It’s impossible to resist the rush of rivers that run through our nation and the unforgettable fishing that comes with them, so we don’t even try. You may not have spotted us on the banks of your favorite waters, but chances are good we’ve been there.
10 of Our Favorite Locations for Fly Fishing in the U.S.
Lists aren’t easy. It’s probably impossible to narrow down the country’s best fly fishing to just 10 locations, but we’re giving it our best shot.
- Manistee River, Michigan – Its 200-mile run through the northern regions of the state’s lower peninsula ends at Lake Michigan.
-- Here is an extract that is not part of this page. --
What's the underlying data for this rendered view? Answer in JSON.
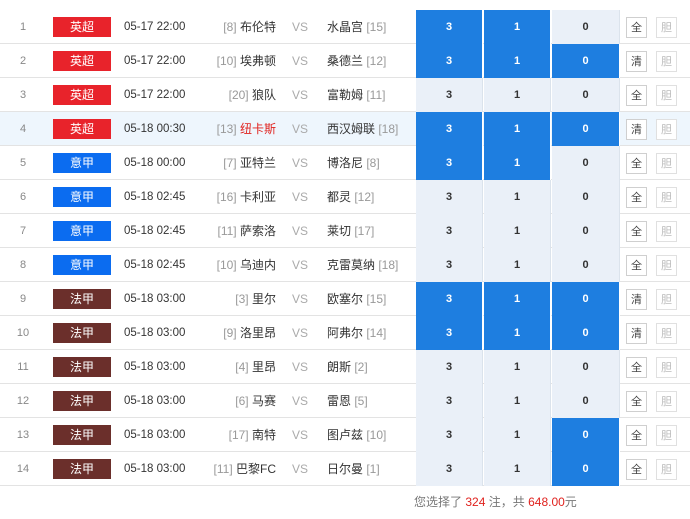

The river produces great salmon, trout and steelhead action especially downstream from Tippy Dam. We really enjoy the year-round crystal clear water.
- Penobscot River, Maine – Let’s swing east to the west branch of this river known for its world-class salmon fly fishing. The 11-mile stretch between Ripogenus Dam and the Abol Bridge presents some of the wildest angling available. We strongly suggest this one for fishing, not relaxing.
- Connecticut River, New Hampshire – New England’s longest river offers more than 400 miles of fly fishing adventures. Whether you drift or wade, cast your luck, and sharpen your skill chasing trout, salmon and sturgeon. The Connecticut always looks its best when it’s wearing fall colors.
- The Florida Keys – Obviously, this one isn’t a river, but we really recommend the action off Key Largo. Bogie and Bacall would definitely approve and join us for some of the finest saltwater fly fishing in the Western Hemisphere. We sound prejudice because we are.
- Little Red River, Arkansas – As we head back up and across the country, we have to stop in north central Arkansas. Since their introduction in the mid-1960s, rainbows and brownies have earned their reputation as the state’s favorite sporting fish. Be sure to try the river’s stretch between Greers Ferry Dam and Pangburn.
- San Juan River, New Mexico – We love the high country and endless plateaus in northwestern New Mexico. We go crazy for huge river trout below Navajo Dam. The San Juan River makes it on our list because it consistently produces fish in one of the American West’s most beautiful settings.
- Glenwood Spring, Colorado – We’re including one more non-river location. This is the Rocky Mountain State’s center for amazing fly fishing action. The Colorado and Fork rivers roar through town, the area enjoys 300 days of sunshine every year, and even winter fishing is fun in Glenwood Spring.
- Yellowstone River, Montana – You know it’s the longest undammed river in the country. You know the headwaters are filled with cutthroats. You know downstream teems with huge populations of big ‘bows and brownies. We know we’d hear from you if we didn’t include this one.
- Snake River, Idaho – Head for the Snake’s south fork, and enjoy year-round fly fishing just 45 minutes from Jackson Hole. We favor the canyon run through Magic Valley for cutthroat, brownies and rainbows. The scenery is breathtaking wherever you fish on this legendary river.
- Kvichak River, Alaska – From Lake Iliamna down to Bristol Bay, this river flows wild and wide. Did we mention that the world’s largest red salmon run happens right here every year? Yes, we’re proud to put this Alaskan fly fishing river on our list.
You might not agree with all our choices, but you have to admit it’s a pretty good list. Maybe we’ll revisit this again with a Best Fly Fishing in the U.S. List, Version 02. That’s a good enough excuse to keep us visiting new rivers and expanding our angling horizons.
Written by: Jon Clark